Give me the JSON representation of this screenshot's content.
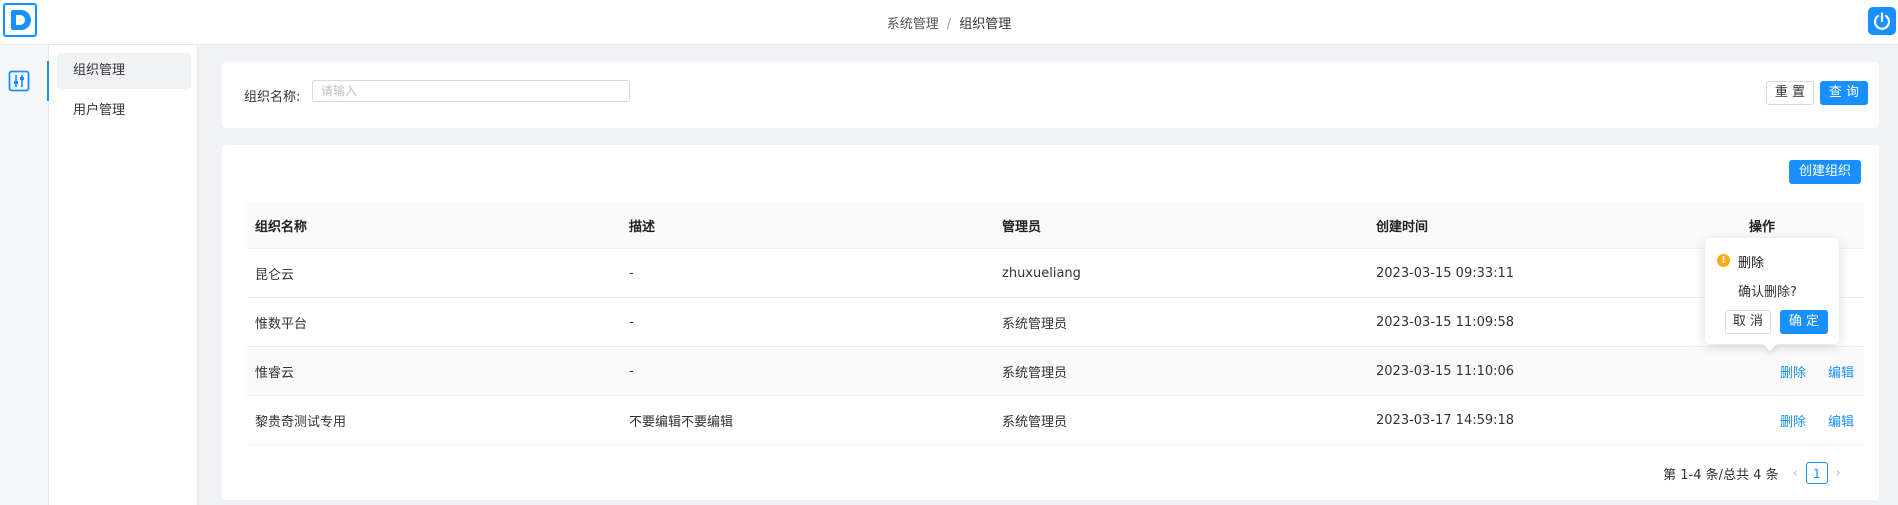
{
  "header": {
    "breadcrumb": [
      "系统管理",
      "组织管理"
    ],
    "breadcrumb_sep": "/"
  },
  "submenu": {
    "items": [
      "组织管理",
      "用户管理"
    ]
  },
  "search": {
    "label": "组织名称:",
    "placeholder": "请输入",
    "reset_label": "重 置",
    "query_label": "查 询"
  },
  "table": {
    "create_label": "创建组织",
    "columns": [
      "组织名称",
      "描述",
      "管理员",
      "创建时间",
      "操作"
    ],
    "rows": [
      {
        "name": "昆仑云",
        "desc": "-",
        "admin": "zhuxueliang",
        "created": "2023-03-15 09:33:11"
      },
      {
        "name": "惟数平台",
        "desc": "-",
        "admin": "系统管理员",
        "created": "2023-03-15 11:09:58"
      },
      {
        "name": "惟睿云",
        "desc": "-",
        "admin": "系统管理员",
        "created": "2023-03-15 11:10:06",
        "delete": "删除",
        "edit": "编辑"
      },
      {
        "name": "黎贵奇测试专用",
        "desc": "不要编辑不要编辑",
        "admin": "系统管理员",
        "created": "2023-03-17 14:59:18",
        "delete": "删除",
        "edit": "编辑"
      }
    ]
  },
  "pagination": {
    "summary": "第 1-4 条/总共 4 条",
    "current": "1",
    "prev": "‹",
    "next": "›"
  },
  "popconfirm": {
    "title": "删除",
    "message": "确认删除?",
    "cancel_label": "取 消",
    "ok_label": "确 定"
  },
  "colors": {
    "primary": "#1890ff",
    "warning": "#faad14"
  }
}
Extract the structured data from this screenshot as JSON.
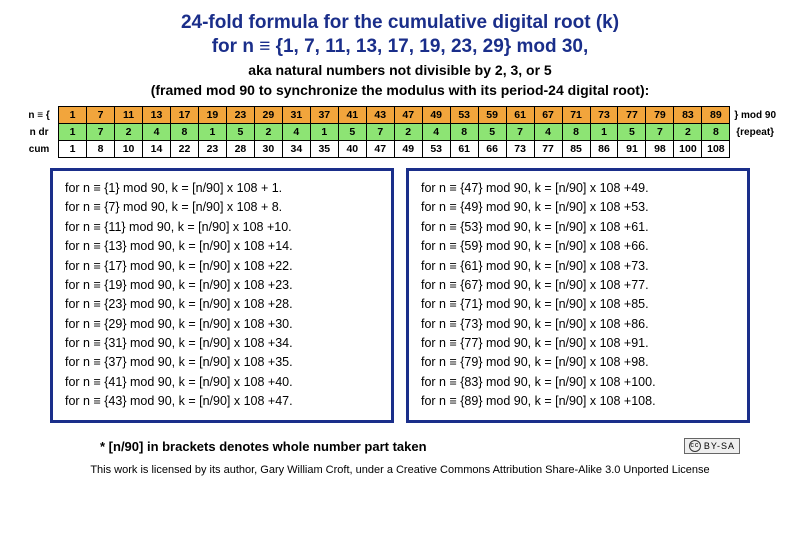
{
  "title_line1": "24-fold formula for the cumulative digital root (k)",
  "title_line2": "for n ≡ {1, 7, 11, 13, 17, 19, 23, 29} mod 30,",
  "subtitle1": "aka natural numbers not divisible by 2, 3, or 5",
  "subtitle2": "(framed mod 90 to synchronize the modulus with its period-24 digital root):",
  "rowlabels": {
    "r1": "n ≡ {",
    "r2": "n dr",
    "r3": "cum"
  },
  "rowends": {
    "r1": "} mod 90",
    "r2": "{repeat}",
    "r3": ""
  },
  "chart_data": {
    "type": "table",
    "columns": [
      "1",
      "7",
      "11",
      "13",
      "17",
      "19",
      "23",
      "29",
      "31",
      "37",
      "41",
      "43",
      "47",
      "49",
      "53",
      "59",
      "61",
      "67",
      "71",
      "73",
      "77",
      "79",
      "83",
      "89"
    ],
    "rows": [
      {
        "name": "n",
        "values": [
          "1",
          "7",
          "11",
          "13",
          "17",
          "19",
          "23",
          "29",
          "31",
          "37",
          "41",
          "43",
          "47",
          "49",
          "53",
          "59",
          "61",
          "67",
          "71",
          "73",
          "77",
          "79",
          "83",
          "89"
        ]
      },
      {
        "name": "n dr",
        "values": [
          "1",
          "7",
          "2",
          "4",
          "8",
          "1",
          "5",
          "2",
          "4",
          "1",
          "5",
          "7",
          "2",
          "4",
          "8",
          "5",
          "7",
          "4",
          "8",
          "1",
          "5",
          "7",
          "2",
          "8"
        ]
      },
      {
        "name": "cum",
        "values": [
          "1",
          "8",
          "10",
          "14",
          "22",
          "23",
          "28",
          "30",
          "34",
          "35",
          "40",
          "47",
          "49",
          "53",
          "61",
          "66",
          "73",
          "77",
          "85",
          "86",
          "91",
          "98",
          "100",
          "108"
        ]
      }
    ]
  },
  "formulas_left": [
    "for n ≡ {1} mod 90, k = [n/90] x 108 + 1.",
    "for n ≡ {7} mod 90, k = [n/90] x 108 + 8.",
    "for n ≡ {11} mod 90, k = [n/90] x 108 +10.",
    "for n ≡ {13} mod 90, k = [n/90] x 108 +14.",
    "for n ≡ {17} mod 90, k = [n/90] x 108 +22.",
    "for n ≡ {19} mod 90, k = [n/90] x 108 +23.",
    "for n ≡ {23} mod 90, k = [n/90] x 108 +28.",
    "for n ≡ {29} mod 90, k = [n/90] x 108 +30.",
    "for n ≡ {31} mod 90, k = [n/90] x 108 +34.",
    "for n ≡ {37} mod 90, k = [n/90] x 108 +35.",
    "for n ≡ {41} mod 90, k = [n/90] x 108 +40.",
    "for n ≡ {43} mod 90, k = [n/90] x 108 +47."
  ],
  "formulas_right": [
    "for n ≡ {47} mod 90, k = [n/90] x 108 +49.",
    "for n ≡ {49} mod 90, k = [n/90] x 108 +53.",
    "for n ≡ {53} mod 90, k = [n/90] x 108 +61.",
    "for n ≡ {59} mod 90, k = [n/90] x 108 +66.",
    "for n ≡ {61} mod 90, k = [n/90] x 108 +73.",
    "for n ≡ {67} mod 90, k = [n/90] x 108 +77.",
    "for n ≡ {71} mod 90, k = [n/90] x 108 +85.",
    "for n ≡ {73} mod 90, k = [n/90] x 108 +86.",
    "for n ≡ {77} mod 90, k = [n/90] x 108 +91.",
    "for n ≡ {79} mod 90, k = [n/90] x 108 +98.",
    "for n ≡ {83} mod 90, k = [n/90] x 108 +100.",
    "for n ≡ {89} mod 90, k = [n/90] x 108 +108."
  ],
  "footnote": "* [n/90] in brackets denotes  whole number part taken",
  "cc_label": "BY-SA",
  "license": "This work is licensed by its author,  Gary William Croft, under a Creative Commons Attribution Share-Alike 3.0 Unported License"
}
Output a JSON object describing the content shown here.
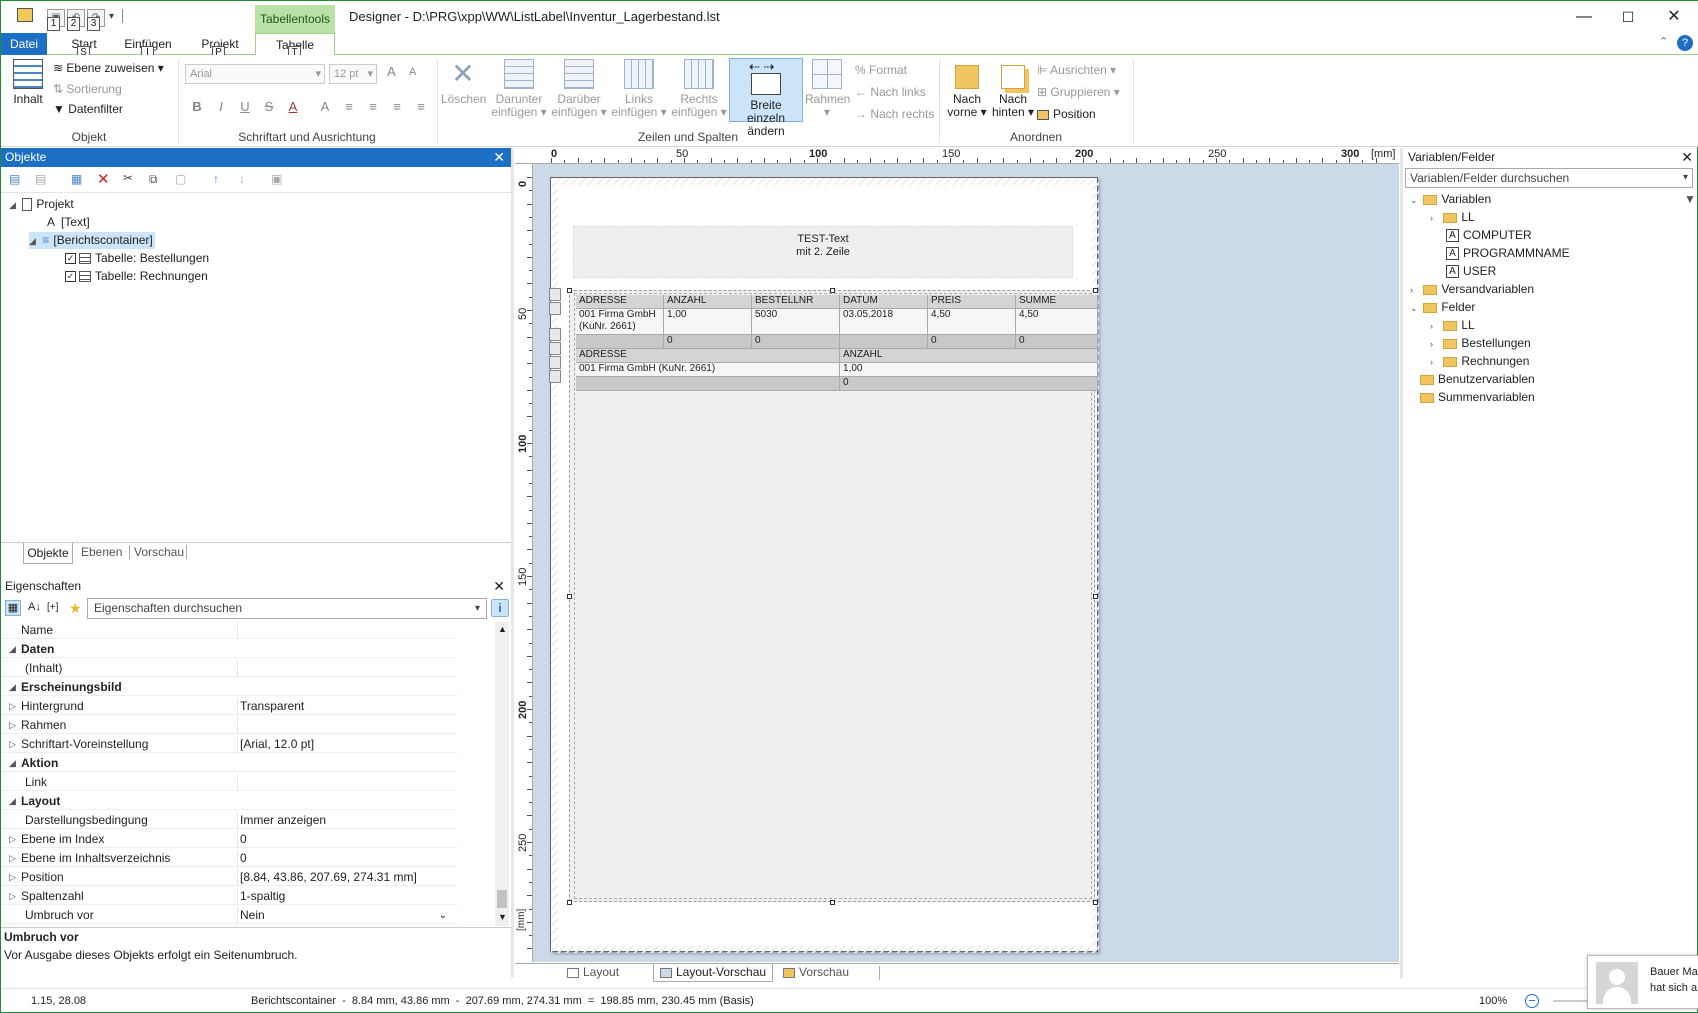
{
  "window": {
    "title": "Designer - D:\\PRG\\xpp\\WW\\ListLabel\\Inventur_Lagerbestand.lst",
    "context_tab": "Tabellentools",
    "controls": {
      "minimize": "—",
      "maximize": "☐",
      "close": "✕"
    },
    "help": "?",
    "accent": "#1e8c3a"
  },
  "quick_access": {
    "keytips": [
      "1",
      "2",
      "3"
    ]
  },
  "tabs": {
    "file": "Datei",
    "items": [
      {
        "label": "Start",
        "keytip": "S"
      },
      {
        "label": "Einfügen",
        "keytip": "I"
      },
      {
        "label": "Projekt",
        "keytip": "P"
      },
      {
        "label": "Tabelle",
        "keytip": "T"
      }
    ]
  },
  "ribbon": {
    "objekt": {
      "label": "Objekt",
      "inhalt": "Inhalt",
      "ebene": "Ebene zuweisen",
      "sortierung": "Sortierung",
      "datenfilter": "Datenfilter"
    },
    "schrift": {
      "label": "Schriftart und Ausrichtung",
      "font": "Arial",
      "size": "12 pt",
      "grow": "A",
      "shrink": "A",
      "buttons": [
        "B",
        "I",
        "U",
        "S",
        "A",
        "A"
      ]
    },
    "zeilen": {
      "label": "Zeilen und Spalten",
      "loeschen": "Löschen",
      "darunter": [
        "Darunter",
        "einfügen"
      ],
      "darueber": [
        "Darüber",
        "einfügen"
      ],
      "links": [
        "Links",
        "einfügen"
      ],
      "rechts": [
        "Rechts",
        "einfügen"
      ],
      "breite": [
        "Breite einzeln",
        "ändern"
      ],
      "rahmen": "Rahmen",
      "format": "Format",
      "nach_links": "Nach links",
      "nach_rechts": "Nach rechts"
    },
    "anordnen": {
      "label": "Anordnen",
      "vorne": [
        "Nach",
        "vorne"
      ],
      "hinten": [
        "Nach",
        "hinten"
      ],
      "ausrichten": "Ausrichten",
      "gruppieren": "Gruppieren",
      "position": "Position"
    }
  },
  "objects_panel": {
    "title": "Objekte",
    "tree": {
      "root": "Projekt",
      "text": "[Text]",
      "container": "[Berichtscontainer]",
      "t1": "Tabelle: Bestellungen",
      "t2": "Tabelle: Rechnungen"
    },
    "tabs": [
      "Objekte",
      "Ebenen",
      "Vorschau"
    ]
  },
  "properties": {
    "title": "Eigenschaften",
    "search_placeholder": "Eigenschaften durchsuchen",
    "rows": [
      {
        "name": "Name",
        "value": "",
        "cat": false,
        "exp": ""
      },
      {
        "name": "Daten",
        "value": "",
        "cat": true,
        "exp": "◢"
      },
      {
        "name": "(Inhalt)",
        "value": "",
        "cat": false,
        "exp": ""
      },
      {
        "name": "Erscheinungsbild",
        "value": "",
        "cat": true,
        "exp": "◢"
      },
      {
        "name": "Hintergrund",
        "value": "Transparent",
        "cat": false,
        "exp": "▷"
      },
      {
        "name": "Rahmen",
        "value": "",
        "cat": false,
        "exp": "▷"
      },
      {
        "name": "Schriftart-Voreinstellung",
        "value": "[Arial, 12.0 pt]",
        "cat": false,
        "exp": "▷"
      },
      {
        "name": "Aktion",
        "value": "",
        "cat": true,
        "exp": "◢"
      },
      {
        "name": "Link",
        "value": "",
        "cat": false,
        "exp": ""
      },
      {
        "name": "Layout",
        "value": "",
        "cat": true,
        "exp": "◢"
      },
      {
        "name": "Darstellungsbedingung",
        "value": "Immer anzeigen",
        "cat": false,
        "exp": ""
      },
      {
        "name": "Ebene im Index",
        "value": "0",
        "cat": false,
        "exp": "▷"
      },
      {
        "name": "Ebene im Inhaltsverzeichnis",
        "value": "0",
        "cat": false,
        "exp": "▷"
      },
      {
        "name": "Position",
        "value": "[8.84, 43.86, 207.69, 274.31 mm]",
        "cat": false,
        "exp": "▷"
      },
      {
        "name": "Spaltenzahl",
        "value": "1-spaltig",
        "cat": false,
        "exp": "▷"
      },
      {
        "name": "Umbruch vor",
        "value": "Nein",
        "cat": false,
        "exp": ""
      }
    ],
    "help_title": "Umbruch vor",
    "help_text": "Vor Ausgabe dieses Objekts erfolgt ein Seitenumbruch."
  },
  "ruler": {
    "unit": "[mm]",
    "h_ticks": [
      "0",
      "50",
      "100",
      "150",
      "200",
      "250",
      "300"
    ],
    "v_ticks": [
      "0",
      "50",
      "100",
      "150",
      "200",
      "250"
    ]
  },
  "page": {
    "text_line1": "TEST-Text",
    "text_line2": "mit 2. Zeile",
    "table1": {
      "headers": [
        "ADRESSE",
        "ANZAHL",
        "BESTELLNR",
        "DATUM",
        "PREIS",
        "SUMME"
      ],
      "row": [
        "001 Firma GmbH",
        "1,00",
        "5030",
        "03.05.2018",
        "4,50",
        "4,50"
      ],
      "row_line2": "(KuNr. 2661)",
      "footer": [
        "",
        "0",
        "0",
        "",
        "0",
        "0"
      ]
    },
    "table2": {
      "headers": [
        "ADRESSE",
        "ANZAHL"
      ],
      "row": [
        "001 Firma GmbH (KuNr. 2661)",
        "1,00"
      ],
      "footer": [
        "",
        "0"
      ]
    }
  },
  "bottom_tabs": [
    "Layout",
    "Layout-Vorschau",
    "Vorschau"
  ],
  "variables_panel": {
    "title": "Variablen/Felder",
    "search_placeholder": "Variablen/Felder durchsuchen",
    "items": {
      "variablen": "Variablen",
      "ll": "LL",
      "computer": "COMPUTER",
      "programmname": "PROGRAMMNAME",
      "user": "USER",
      "versand": "Versandvariablen",
      "felder": "Felder",
      "ll2": "LL",
      "bestellungen": "Bestellungen",
      "rechnungen": "Rechnungen",
      "benutzer": "Benutzervariablen",
      "summen": "Summenvariablen"
    }
  },
  "status": {
    "coords": "1.15, 28.08",
    "info": "Berichtscontainer  -  8.84 mm, 43.86 mm  -  207.69 mm, 274.31 mm  =  198.85 mm, 230.45 mm (Basis)",
    "zoom": "100%"
  },
  "notification": {
    "line1": "Bauer Ma",
    "line2": "hat sich a"
  },
  "colors": {
    "panel_header_blue": "#1c6fc4",
    "canvas_bg": "#cbd9e8",
    "selected_blue": "#cce4f7"
  }
}
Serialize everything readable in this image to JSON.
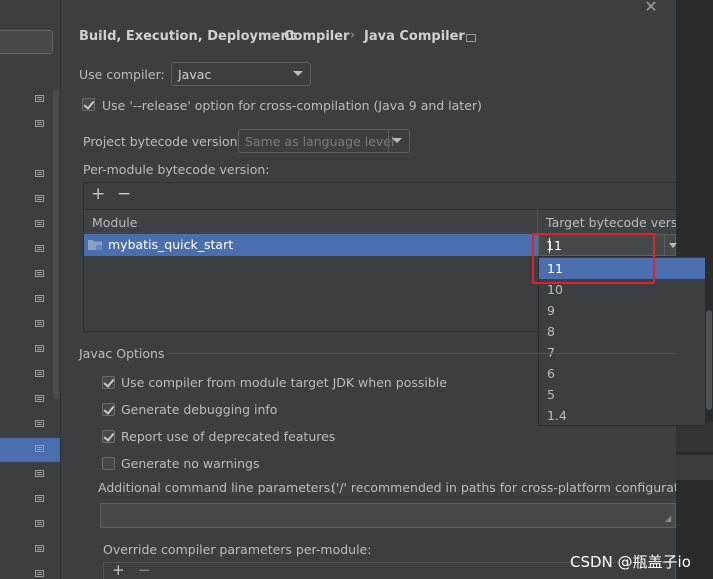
{
  "breadcrumb": {
    "items": [
      "Build, Execution, Deployment",
      "Compiler",
      "Java Compiler"
    ],
    "separator": "›"
  },
  "compiler": {
    "label": "Use compiler:",
    "value": "Javac"
  },
  "release_option": {
    "label": "Use '--release' option for cross-compilation (Java 9 and later)",
    "checked": true
  },
  "project_bytecode": {
    "label": "Project bytecode version:",
    "placeholder": "Same as language level"
  },
  "per_module": {
    "label": "Per-module bytecode version:",
    "add_label": "+",
    "remove_label": "−",
    "columns": [
      "Module",
      "Target bytecode version"
    ],
    "rows": [
      {
        "module": "mybatis_quick_start",
        "target": "11"
      }
    ],
    "editor_value": "11",
    "dropdown_options": [
      "11",
      "10",
      "9",
      "8",
      "7",
      "6",
      "5",
      "1.4"
    ],
    "selected_option": "11"
  },
  "javac_options": {
    "title": "Javac Options",
    "checkboxes": [
      {
        "label": "Use compiler from module target JDK when possible",
        "checked": true
      },
      {
        "label": "Generate debugging info",
        "checked": true
      },
      {
        "label": "Report use of deprecated features",
        "checked": true
      },
      {
        "label": "Generate no warnings",
        "checked": false
      }
    ],
    "additional_params_label": "Additional command line parameters:",
    "additional_params_hint": "('/' recommended in paths for cross-platform configurations)",
    "additional_params_value": "",
    "override_label": "Override compiler parameters per-module:",
    "override_add": "+",
    "override_remove": "−"
  },
  "watermark": "CSDN @瓶盖子io",
  "colors": {
    "background": "#3c3f41",
    "selection": "#4b6eaf",
    "highlight_box": "#e0232b"
  }
}
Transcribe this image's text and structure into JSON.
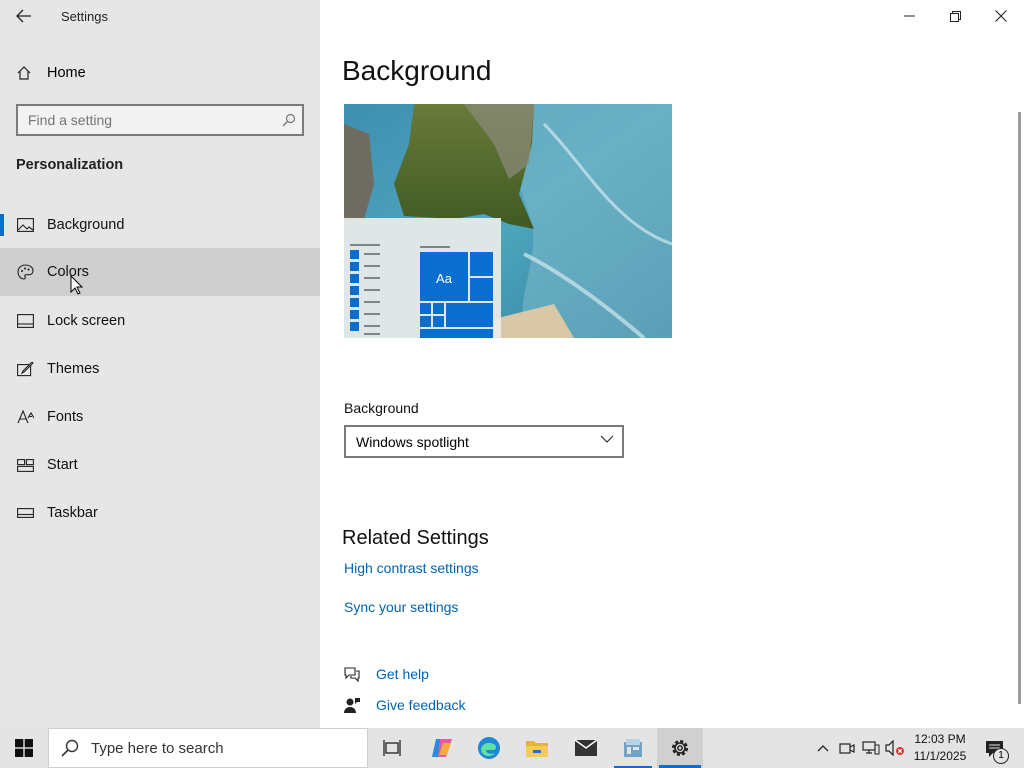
{
  "window": {
    "title": "Settings"
  },
  "sidebar": {
    "home_label": "Home",
    "search_placeholder": "Find a setting",
    "section": "Personalization",
    "items": [
      {
        "label": "Background",
        "icon": "picture-icon",
        "selected": true
      },
      {
        "label": "Colors",
        "icon": "palette-icon",
        "hover": true
      },
      {
        "label": "Lock screen",
        "icon": "lock-screen-icon"
      },
      {
        "label": "Themes",
        "icon": "brush-icon"
      },
      {
        "label": "Fonts",
        "icon": "font-icon"
      },
      {
        "label": "Start",
        "icon": "start-tiles-icon"
      },
      {
        "label": "Taskbar",
        "icon": "taskbar-icon"
      }
    ]
  },
  "main": {
    "title": "Background",
    "preview": {
      "tile_text": "Aa"
    },
    "background_label": "Background",
    "background_value": "Windows spotlight",
    "related_heading": "Related Settings",
    "links": [
      "High contrast settings",
      "Sync your settings"
    ],
    "help": {
      "get_help": "Get help",
      "give_feedback": "Give feedback"
    }
  },
  "taskbar": {
    "search_placeholder": "Type here to search",
    "time": "12:03 PM",
    "date": "11/1/2025",
    "notification_count": "1"
  },
  "colors": {
    "accent": "#0a6ed1",
    "link": "#0063b1",
    "sidebar_bg": "#e6e6e6",
    "hover_bg": "#cfcfcf"
  }
}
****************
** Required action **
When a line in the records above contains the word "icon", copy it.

** Exercise output **
        "icon": "picture-icon",
        "icon": "palette-icon",
        "icon": "lock-screen-icon"
        "icon": "brush-icon"
        "icon": "font-icon"
        "icon": "start-tiles-icon"
        "icon": "taskbar-icon"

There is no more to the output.